▸ **Exercise requirements**
What you return must match the records exactly, with every line included.

▸ **Records provided**
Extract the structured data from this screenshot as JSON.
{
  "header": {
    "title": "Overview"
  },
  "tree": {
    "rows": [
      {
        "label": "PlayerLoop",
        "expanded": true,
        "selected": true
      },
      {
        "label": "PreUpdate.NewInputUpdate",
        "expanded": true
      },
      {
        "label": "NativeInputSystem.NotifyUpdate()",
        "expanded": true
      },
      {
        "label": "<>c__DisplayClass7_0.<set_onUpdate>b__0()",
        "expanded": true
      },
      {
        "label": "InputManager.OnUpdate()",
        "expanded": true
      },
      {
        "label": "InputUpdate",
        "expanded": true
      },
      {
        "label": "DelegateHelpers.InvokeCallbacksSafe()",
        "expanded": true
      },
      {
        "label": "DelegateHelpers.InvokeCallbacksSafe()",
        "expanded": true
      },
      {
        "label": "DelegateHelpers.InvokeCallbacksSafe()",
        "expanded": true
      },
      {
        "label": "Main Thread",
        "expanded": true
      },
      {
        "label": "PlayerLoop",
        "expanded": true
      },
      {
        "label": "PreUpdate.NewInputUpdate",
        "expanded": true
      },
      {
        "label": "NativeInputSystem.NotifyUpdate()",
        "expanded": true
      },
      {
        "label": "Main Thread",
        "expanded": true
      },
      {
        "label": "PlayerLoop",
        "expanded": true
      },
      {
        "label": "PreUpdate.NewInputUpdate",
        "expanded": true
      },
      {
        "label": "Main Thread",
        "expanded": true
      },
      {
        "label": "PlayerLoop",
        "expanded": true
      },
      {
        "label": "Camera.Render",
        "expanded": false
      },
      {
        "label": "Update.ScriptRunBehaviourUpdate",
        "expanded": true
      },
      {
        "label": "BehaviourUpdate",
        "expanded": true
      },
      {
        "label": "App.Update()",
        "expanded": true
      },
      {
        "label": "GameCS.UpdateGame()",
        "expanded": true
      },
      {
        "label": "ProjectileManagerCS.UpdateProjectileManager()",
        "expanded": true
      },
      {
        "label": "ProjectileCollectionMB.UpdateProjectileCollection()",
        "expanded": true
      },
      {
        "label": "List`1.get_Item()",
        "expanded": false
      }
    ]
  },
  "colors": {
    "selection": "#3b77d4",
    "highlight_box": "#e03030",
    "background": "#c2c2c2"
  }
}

▸ **Reply to the task**
Extract the structured data from this screenshot as JSON.
{
  "header": {
    "title": "Overview"
  },
  "tree": {
    "rows": [
      {
        "label": "PlayerLoop",
        "expanded": true,
        "selected": true
      },
      {
        "label": "PreUpdate.NewInputUpdate",
        "expanded": true
      },
      {
        "label": "NativeInputSystem.NotifyUpdate()",
        "expanded": true
      },
      {
        "label": "<>c__DisplayClass7_0.<set_onUpdate>b__0()",
        "expanded": true
      },
      {
        "label": "InputManager.OnUpdate()",
        "expanded": true
      },
      {
        "label": "InputUpdate",
        "expanded": true
      },
      {
        "label": "DelegateHelpers.InvokeCallbacksSafe()",
        "expanded": true
      },
      {
        "label": "DelegateHelpers.InvokeCallbacksSafe()",
        "expanded": true
      },
      {
        "label": "DelegateHelpers.InvokeCallbacksSafe()",
        "expanded": true
      },
      {
        "label": "Main Thread",
        "expanded": true
      },
      {
        "label": "PlayerLoop",
        "expanded": true
      },
      {
        "label": "PreUpdate.NewInputUpdate",
        "expanded": true
      },
      {
        "label": "NativeInputSystem.NotifyUpdate()",
        "expanded": true
      },
      {
        "label": "Main Thread",
        "expanded": true
      },
      {
        "label": "PlayerLoop",
        "expanded": true
      },
      {
        "label": "PreUpdate.NewInputUpdate",
        "expanded": true
      },
      {
        "label": "Main Thread",
        "expanded": true
      },
      {
        "label": "PlayerLoop",
        "expanded": true
      },
      {
        "label": "Camera.Render",
        "expanded": false
      },
      {
        "label": "Update.ScriptRunBehaviourUpdate",
        "expanded": true
      },
      {
        "label": "BehaviourUpdate",
        "expanded": true
      },
      {
        "label": "App.Update()",
        "expanded": true
      },
      {
        "label": "GameCS.UpdateGame()",
        "expanded": true
      },
      {
        "label": "ProjectileManagerCS.UpdateProjectileManager()",
        "expanded": true
      },
      {
        "label": "ProjectileCollectionMB.UpdateProjectileCollection()",
        "expanded": true
      },
      {
        "label": "List`1.get_Item()",
        "expanded": false
      }
    ]
  },
  "colors": {
    "selection": "#3b77d4",
    "highlight_box": "#e03030",
    "background": "#c2c2c2"
  }
}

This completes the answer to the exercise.